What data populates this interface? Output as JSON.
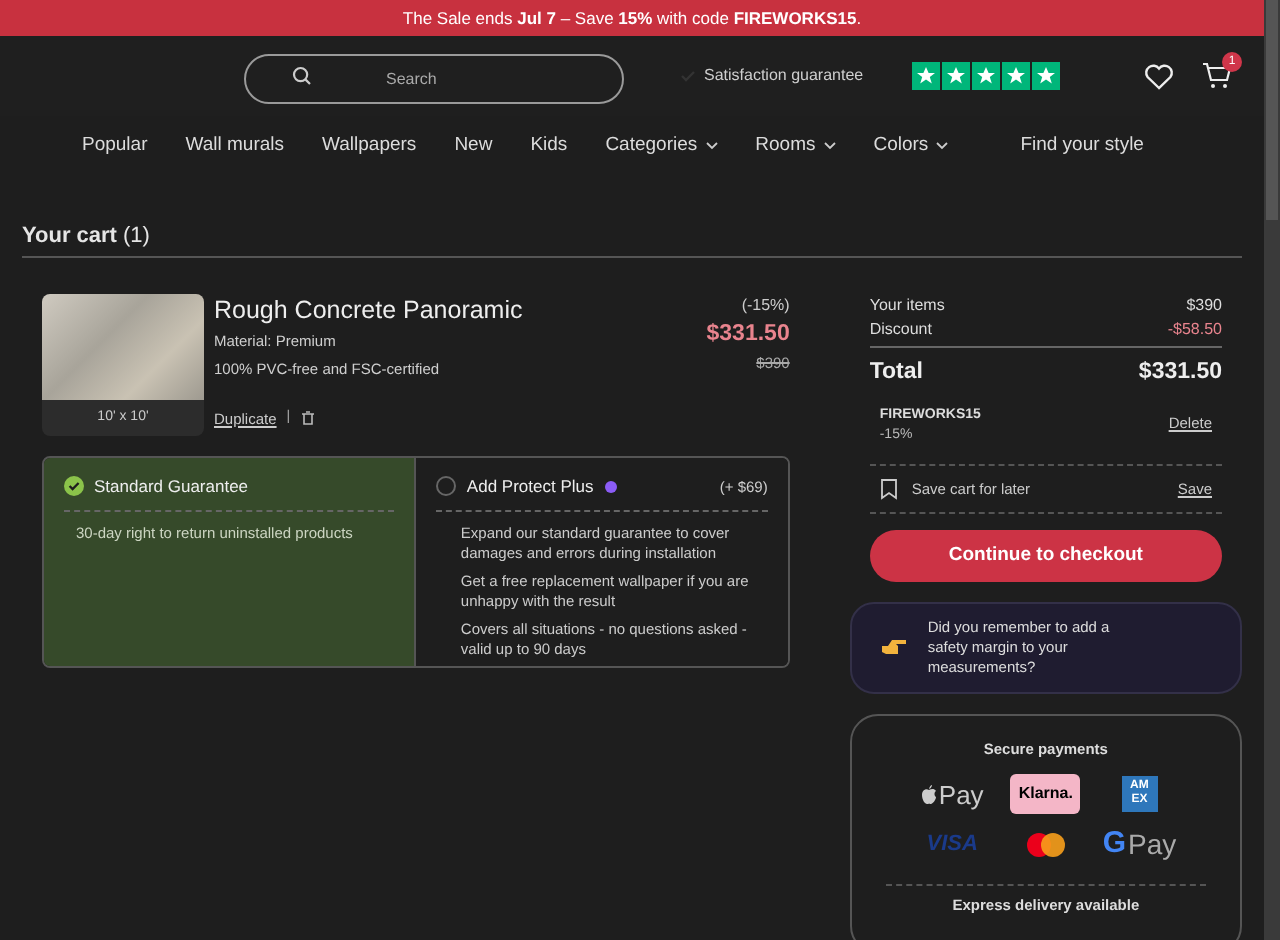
{
  "banner": {
    "text": "The Sale ends **Jul 7** – Save **15%** with code **FIREWORKS15**."
  },
  "header": {
    "search": {
      "placeholder": "Search"
    },
    "guarantee": "Satisfaction guarantee",
    "stars": 5,
    "cart_count": "1"
  },
  "nav": [
    {
      "label": "Popular",
      "dropdown": false
    },
    {
      "label": "Wall murals",
      "dropdown": false
    },
    {
      "label": "Wallpapers",
      "dropdown": false
    },
    {
      "label": "New",
      "dropdown": false
    },
    {
      "label": "Kids",
      "dropdown": false
    },
    {
      "label": "Categories",
      "dropdown": true
    },
    {
      "label": "Rooms",
      "dropdown": true
    },
    {
      "label": "Colors",
      "dropdown": true
    },
    {
      "label": "Find your style",
      "dropdown": false
    }
  ],
  "cart": {
    "title": "Your cart",
    "count": "(1)",
    "item": {
      "name": "Rough Concrete Panoramic",
      "material": "Material: Premium",
      "note": "100% PVC-free and FSC-certified",
      "size": "10' x 10'",
      "duplicate": "Duplicate",
      "separator": "|",
      "discount": "(-15%)",
      "price": "$331.50",
      "old_price": "$390"
    },
    "guarantees": [
      {
        "title": "Standard Guarantee",
        "selected": true,
        "points": [
          "30-day right to return uninstalled products"
        ]
      },
      {
        "title": "Add Protect Plus",
        "selected": false,
        "price": "(+ $69)",
        "points": [
          "Expand our standard guarantee to cover damages and errors during installation",
          "Get a free replacement wallpaper if you are unhappy with the result",
          "Covers all situations - no questions asked - valid up to 90 days"
        ]
      }
    ]
  },
  "summary": {
    "rows": [
      {
        "label": "Your items",
        "value": "$390",
        "kind": "plain"
      },
      {
        "label": "Discount",
        "value": "-$58.50",
        "kind": "discount"
      },
      {
        "label": "Total",
        "value": "$331.50",
        "kind": "total"
      }
    ],
    "code": {
      "name": "FIREWORKS15",
      "percent": "-15%",
      "action": "Delete"
    },
    "save": {
      "label": "Save cart for later",
      "action": "Save"
    },
    "checkout": "Continue to checkout",
    "tip": "Did you remember to add a safety margin to your measurements?",
    "payments": {
      "title": "Secure payments",
      "logos": [
        {
          "kind": "applepay",
          "text": "Pay"
        },
        {
          "kind": "klarna",
          "text": "Klarna."
        },
        {
          "kind": "amex",
          "text": "AM EX"
        },
        {
          "kind": "visa",
          "text": "VISA"
        },
        {
          "kind": "mastercard"
        },
        {
          "kind": "gpay",
          "mark": "G",
          "text": "Pay"
        }
      ],
      "footer": "Express delivery available"
    }
  }
}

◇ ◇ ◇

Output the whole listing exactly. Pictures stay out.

What data populates this interface? Output as JSON.
{
  "banner": {
    "text": "The Sale ends **Jul 7** – Save **15%** with code **FIREWORKS15**."
  },
  "header": {
    "search": {
      "placeholder": "Search"
    },
    "guarantee": "Satisfaction guarantee",
    "stars": 5,
    "cart_count": "1"
  },
  "nav": [
    {
      "label": "Popular",
      "dropdown": false
    },
    {
      "label": "Wall murals",
      "dropdown": false
    },
    {
      "label": "Wallpapers",
      "dropdown": false
    },
    {
      "label": "New",
      "dropdown": false
    },
    {
      "label": "Kids",
      "dropdown": false
    },
    {
      "label": "Categories",
      "dropdown": true
    },
    {
      "label": "Rooms",
      "dropdown": true
    },
    {
      "label": "Colors",
      "dropdown": true
    },
    {
      "label": "Find your style",
      "dropdown": false
    }
  ],
  "cart": {
    "title": "Your cart",
    "count": "(1)",
    "item": {
      "name": "Rough Concrete Panoramic",
      "material": "Material: Premium",
      "note": "100% PVC-free and FSC-certified",
      "size": "10' x 10'",
      "duplicate": "Duplicate",
      "separator": "|",
      "discount": "(-15%)",
      "price": "$331.50",
      "old_price": "$390"
    },
    "guarantees": [
      {
        "title": "Standard Guarantee",
        "selected": true,
        "points": [
          "30-day right to return uninstalled products"
        ]
      },
      {
        "title": "Add Protect Plus",
        "selected": false,
        "price": "(+ $69)",
        "points": [
          "Expand our standard guarantee to cover damages and errors during installation",
          "Get a free replacement wallpaper if you are unhappy with the result",
          "Covers all situations - no questions asked - valid up to 90 days"
        ]
      }
    ]
  },
  "summary": {
    "rows": [
      {
        "label": "Your items",
        "value": "$390",
        "kind": "plain"
      },
      {
        "label": "Discount",
        "value": "-$58.50",
        "kind": "discount"
      },
      {
        "label": "Total",
        "value": "$331.50",
        "kind": "total"
      }
    ],
    "code": {
      "name": "FIREWORKS15",
      "percent": "-15%",
      "action": "Delete"
    },
    "save": {
      "label": "Save cart for later",
      "action": "Save"
    },
    "checkout": "Continue to checkout",
    "tip": "Did you remember to add a safety margin to your measurements?",
    "payments": {
      "title": "Secure payments",
      "logos": [
        {
          "kind": "applepay",
          "text": "Pay"
        },
        {
          "kind": "klarna",
          "text": "Klarna."
        },
        {
          "kind": "amex",
          "text": "AM EX"
        },
        {
          "kind": "visa",
          "text": "VISA"
        },
        {
          "kind": "mastercard"
        },
        {
          "kind": "gpay",
          "mark": "G",
          "text": "Pay"
        }
      ],
      "footer": "Express delivery available"
    }
  }
}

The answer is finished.